━━━━━ Listed entries

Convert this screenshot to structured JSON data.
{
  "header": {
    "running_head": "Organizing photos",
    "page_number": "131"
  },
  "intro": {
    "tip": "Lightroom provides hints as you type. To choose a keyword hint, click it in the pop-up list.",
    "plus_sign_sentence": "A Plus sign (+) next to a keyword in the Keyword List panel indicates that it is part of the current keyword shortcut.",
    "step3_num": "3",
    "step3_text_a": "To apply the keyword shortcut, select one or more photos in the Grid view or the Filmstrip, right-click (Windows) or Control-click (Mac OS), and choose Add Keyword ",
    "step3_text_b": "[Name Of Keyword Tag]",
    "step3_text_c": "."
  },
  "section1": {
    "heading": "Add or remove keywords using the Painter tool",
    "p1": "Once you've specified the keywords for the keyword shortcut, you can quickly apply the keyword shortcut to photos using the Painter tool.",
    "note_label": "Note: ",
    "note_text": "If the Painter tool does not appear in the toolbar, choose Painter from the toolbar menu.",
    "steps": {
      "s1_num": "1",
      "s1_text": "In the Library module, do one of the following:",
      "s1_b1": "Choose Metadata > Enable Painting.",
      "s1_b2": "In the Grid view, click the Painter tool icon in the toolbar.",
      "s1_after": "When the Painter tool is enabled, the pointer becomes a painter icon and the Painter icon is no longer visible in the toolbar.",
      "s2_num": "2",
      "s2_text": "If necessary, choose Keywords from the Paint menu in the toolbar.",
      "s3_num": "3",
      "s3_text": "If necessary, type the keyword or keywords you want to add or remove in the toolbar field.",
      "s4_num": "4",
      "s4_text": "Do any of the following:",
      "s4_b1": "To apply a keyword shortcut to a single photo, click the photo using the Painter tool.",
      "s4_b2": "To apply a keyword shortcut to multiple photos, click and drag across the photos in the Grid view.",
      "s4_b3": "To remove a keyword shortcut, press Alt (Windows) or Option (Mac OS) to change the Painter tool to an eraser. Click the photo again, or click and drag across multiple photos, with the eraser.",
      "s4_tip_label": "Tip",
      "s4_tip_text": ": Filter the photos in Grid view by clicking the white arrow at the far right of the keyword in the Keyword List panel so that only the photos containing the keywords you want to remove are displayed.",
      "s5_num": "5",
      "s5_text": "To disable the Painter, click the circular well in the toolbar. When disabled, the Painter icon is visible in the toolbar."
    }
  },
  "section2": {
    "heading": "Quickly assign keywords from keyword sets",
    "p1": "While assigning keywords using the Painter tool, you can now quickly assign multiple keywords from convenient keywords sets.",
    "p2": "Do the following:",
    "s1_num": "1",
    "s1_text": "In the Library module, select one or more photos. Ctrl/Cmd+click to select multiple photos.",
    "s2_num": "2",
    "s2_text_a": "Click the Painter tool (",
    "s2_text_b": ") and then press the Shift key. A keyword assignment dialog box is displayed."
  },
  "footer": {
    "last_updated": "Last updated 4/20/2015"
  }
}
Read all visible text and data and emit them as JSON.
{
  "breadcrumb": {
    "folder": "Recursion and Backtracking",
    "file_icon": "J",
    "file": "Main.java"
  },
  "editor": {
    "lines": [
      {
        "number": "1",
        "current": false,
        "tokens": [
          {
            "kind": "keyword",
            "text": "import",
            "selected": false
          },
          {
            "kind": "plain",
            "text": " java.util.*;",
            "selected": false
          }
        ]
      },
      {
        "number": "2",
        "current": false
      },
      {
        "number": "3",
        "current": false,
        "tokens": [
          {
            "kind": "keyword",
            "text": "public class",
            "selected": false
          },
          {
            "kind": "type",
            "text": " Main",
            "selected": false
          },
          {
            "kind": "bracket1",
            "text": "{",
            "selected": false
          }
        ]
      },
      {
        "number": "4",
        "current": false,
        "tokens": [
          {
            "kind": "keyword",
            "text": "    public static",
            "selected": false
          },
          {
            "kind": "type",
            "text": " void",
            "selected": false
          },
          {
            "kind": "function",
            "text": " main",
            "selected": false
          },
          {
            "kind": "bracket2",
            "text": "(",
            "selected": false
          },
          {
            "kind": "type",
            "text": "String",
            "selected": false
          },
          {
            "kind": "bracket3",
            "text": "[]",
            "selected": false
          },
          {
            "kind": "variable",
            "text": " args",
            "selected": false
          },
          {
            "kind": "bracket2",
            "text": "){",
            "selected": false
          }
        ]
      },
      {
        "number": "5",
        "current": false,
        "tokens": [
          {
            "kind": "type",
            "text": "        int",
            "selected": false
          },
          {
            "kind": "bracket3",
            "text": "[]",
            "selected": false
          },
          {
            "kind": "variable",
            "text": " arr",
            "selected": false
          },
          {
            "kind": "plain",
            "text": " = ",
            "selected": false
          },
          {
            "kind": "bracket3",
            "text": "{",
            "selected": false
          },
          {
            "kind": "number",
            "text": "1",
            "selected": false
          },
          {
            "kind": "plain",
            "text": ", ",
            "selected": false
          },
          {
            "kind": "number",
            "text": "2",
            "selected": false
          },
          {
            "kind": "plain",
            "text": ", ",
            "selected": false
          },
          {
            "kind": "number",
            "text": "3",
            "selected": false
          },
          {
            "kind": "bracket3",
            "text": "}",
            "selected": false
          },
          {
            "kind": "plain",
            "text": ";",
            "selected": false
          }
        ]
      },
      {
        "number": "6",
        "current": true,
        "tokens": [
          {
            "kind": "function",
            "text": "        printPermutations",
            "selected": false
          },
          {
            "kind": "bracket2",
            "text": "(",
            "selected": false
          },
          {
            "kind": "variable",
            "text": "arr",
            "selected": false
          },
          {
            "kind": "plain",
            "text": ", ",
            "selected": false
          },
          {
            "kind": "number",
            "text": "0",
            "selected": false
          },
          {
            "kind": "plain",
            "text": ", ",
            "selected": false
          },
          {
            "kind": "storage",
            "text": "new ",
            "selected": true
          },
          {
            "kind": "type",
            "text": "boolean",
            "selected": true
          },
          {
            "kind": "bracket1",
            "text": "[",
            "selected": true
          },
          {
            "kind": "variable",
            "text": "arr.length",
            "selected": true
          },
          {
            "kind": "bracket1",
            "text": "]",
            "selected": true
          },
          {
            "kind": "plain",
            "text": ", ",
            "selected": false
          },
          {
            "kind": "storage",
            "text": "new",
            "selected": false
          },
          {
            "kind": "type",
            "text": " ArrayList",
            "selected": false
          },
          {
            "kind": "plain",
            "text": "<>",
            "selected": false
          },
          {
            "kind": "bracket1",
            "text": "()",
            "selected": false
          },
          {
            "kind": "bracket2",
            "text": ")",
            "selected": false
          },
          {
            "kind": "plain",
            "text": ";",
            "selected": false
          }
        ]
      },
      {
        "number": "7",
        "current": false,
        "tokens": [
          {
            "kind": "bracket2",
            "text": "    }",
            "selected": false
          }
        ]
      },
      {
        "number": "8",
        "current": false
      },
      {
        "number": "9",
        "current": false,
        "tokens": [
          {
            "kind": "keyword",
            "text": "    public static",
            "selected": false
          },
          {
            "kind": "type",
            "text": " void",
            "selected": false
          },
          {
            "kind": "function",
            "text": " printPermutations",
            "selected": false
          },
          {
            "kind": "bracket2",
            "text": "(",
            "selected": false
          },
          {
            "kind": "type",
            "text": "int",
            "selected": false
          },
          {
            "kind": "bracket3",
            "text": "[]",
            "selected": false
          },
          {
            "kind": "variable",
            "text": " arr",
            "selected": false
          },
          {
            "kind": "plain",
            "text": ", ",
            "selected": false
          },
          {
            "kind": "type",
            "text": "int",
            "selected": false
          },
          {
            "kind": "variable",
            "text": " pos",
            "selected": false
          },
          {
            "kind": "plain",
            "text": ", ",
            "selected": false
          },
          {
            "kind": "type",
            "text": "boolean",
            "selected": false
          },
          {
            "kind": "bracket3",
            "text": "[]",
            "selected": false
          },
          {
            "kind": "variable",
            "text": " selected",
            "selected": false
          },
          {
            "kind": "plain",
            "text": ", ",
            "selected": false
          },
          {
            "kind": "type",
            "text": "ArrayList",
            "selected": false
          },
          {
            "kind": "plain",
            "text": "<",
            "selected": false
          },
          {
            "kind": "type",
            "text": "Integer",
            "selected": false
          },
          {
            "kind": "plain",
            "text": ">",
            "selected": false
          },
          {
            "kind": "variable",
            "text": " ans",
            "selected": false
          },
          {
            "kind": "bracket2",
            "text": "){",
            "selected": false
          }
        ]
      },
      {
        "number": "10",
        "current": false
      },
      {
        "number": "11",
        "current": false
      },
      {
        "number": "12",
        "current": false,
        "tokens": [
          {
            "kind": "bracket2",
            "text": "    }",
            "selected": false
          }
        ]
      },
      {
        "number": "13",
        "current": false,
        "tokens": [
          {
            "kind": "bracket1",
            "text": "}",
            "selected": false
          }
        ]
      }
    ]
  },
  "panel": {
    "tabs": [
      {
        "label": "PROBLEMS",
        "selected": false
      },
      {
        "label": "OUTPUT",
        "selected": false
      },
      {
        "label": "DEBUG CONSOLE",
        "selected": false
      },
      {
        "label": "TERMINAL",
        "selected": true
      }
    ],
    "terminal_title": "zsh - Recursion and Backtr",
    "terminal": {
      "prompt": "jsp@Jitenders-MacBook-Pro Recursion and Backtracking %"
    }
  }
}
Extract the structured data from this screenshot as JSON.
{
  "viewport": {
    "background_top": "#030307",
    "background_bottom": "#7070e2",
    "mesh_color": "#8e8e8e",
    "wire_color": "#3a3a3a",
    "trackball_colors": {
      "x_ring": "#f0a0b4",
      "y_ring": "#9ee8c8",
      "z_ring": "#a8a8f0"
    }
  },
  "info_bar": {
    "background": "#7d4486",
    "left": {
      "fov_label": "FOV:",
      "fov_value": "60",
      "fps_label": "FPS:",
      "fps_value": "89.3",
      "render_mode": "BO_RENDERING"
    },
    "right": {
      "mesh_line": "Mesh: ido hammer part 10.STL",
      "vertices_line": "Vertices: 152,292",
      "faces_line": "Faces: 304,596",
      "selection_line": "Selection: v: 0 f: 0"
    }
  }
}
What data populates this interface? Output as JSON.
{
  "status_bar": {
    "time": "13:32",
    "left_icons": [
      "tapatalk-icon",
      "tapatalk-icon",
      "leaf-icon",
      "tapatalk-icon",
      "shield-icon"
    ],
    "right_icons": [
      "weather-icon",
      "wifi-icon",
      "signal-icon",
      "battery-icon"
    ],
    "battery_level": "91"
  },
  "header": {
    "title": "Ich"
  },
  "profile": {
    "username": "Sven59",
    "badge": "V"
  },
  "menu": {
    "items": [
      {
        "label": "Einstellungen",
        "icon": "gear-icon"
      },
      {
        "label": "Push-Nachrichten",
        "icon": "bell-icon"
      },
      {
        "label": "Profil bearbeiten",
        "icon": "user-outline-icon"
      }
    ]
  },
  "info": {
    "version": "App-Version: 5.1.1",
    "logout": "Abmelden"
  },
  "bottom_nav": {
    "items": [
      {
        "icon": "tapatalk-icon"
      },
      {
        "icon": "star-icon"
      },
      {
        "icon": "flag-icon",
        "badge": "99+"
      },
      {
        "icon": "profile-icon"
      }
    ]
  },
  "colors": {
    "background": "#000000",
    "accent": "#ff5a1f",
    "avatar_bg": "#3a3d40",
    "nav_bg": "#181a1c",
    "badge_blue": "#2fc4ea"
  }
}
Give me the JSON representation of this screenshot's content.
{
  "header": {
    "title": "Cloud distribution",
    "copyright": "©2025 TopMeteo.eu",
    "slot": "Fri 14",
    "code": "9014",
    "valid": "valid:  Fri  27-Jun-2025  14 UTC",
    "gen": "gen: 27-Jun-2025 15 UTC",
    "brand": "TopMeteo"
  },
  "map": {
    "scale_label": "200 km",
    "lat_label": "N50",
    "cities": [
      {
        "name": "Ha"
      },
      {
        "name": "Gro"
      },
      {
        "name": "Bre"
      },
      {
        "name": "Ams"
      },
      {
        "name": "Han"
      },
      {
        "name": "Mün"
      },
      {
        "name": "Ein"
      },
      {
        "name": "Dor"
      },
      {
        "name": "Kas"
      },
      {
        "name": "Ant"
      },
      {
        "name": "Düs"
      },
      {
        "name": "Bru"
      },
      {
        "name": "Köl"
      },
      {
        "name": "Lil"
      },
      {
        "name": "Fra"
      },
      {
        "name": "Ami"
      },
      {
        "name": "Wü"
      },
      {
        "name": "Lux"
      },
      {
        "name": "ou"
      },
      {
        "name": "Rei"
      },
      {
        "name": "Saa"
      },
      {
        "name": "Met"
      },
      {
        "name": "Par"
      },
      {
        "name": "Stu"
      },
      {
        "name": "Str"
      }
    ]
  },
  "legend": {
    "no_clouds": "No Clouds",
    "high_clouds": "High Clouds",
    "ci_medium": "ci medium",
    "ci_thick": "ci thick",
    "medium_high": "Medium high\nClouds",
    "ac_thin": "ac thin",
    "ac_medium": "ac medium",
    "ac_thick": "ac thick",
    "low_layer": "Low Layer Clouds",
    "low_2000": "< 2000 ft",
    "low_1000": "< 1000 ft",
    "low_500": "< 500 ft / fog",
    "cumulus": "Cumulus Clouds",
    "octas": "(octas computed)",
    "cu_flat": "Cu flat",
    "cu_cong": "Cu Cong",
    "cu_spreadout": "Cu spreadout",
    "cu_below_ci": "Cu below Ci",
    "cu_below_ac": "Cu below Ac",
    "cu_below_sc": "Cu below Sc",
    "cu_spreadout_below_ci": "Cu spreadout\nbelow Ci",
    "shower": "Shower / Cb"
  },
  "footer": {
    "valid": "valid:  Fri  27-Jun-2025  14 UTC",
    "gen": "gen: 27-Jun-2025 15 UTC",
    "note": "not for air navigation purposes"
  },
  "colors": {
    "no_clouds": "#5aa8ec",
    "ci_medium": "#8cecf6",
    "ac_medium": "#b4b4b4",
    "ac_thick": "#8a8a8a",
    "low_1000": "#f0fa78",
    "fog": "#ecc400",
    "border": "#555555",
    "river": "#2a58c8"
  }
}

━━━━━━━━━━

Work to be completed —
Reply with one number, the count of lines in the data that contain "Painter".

Expected output —
10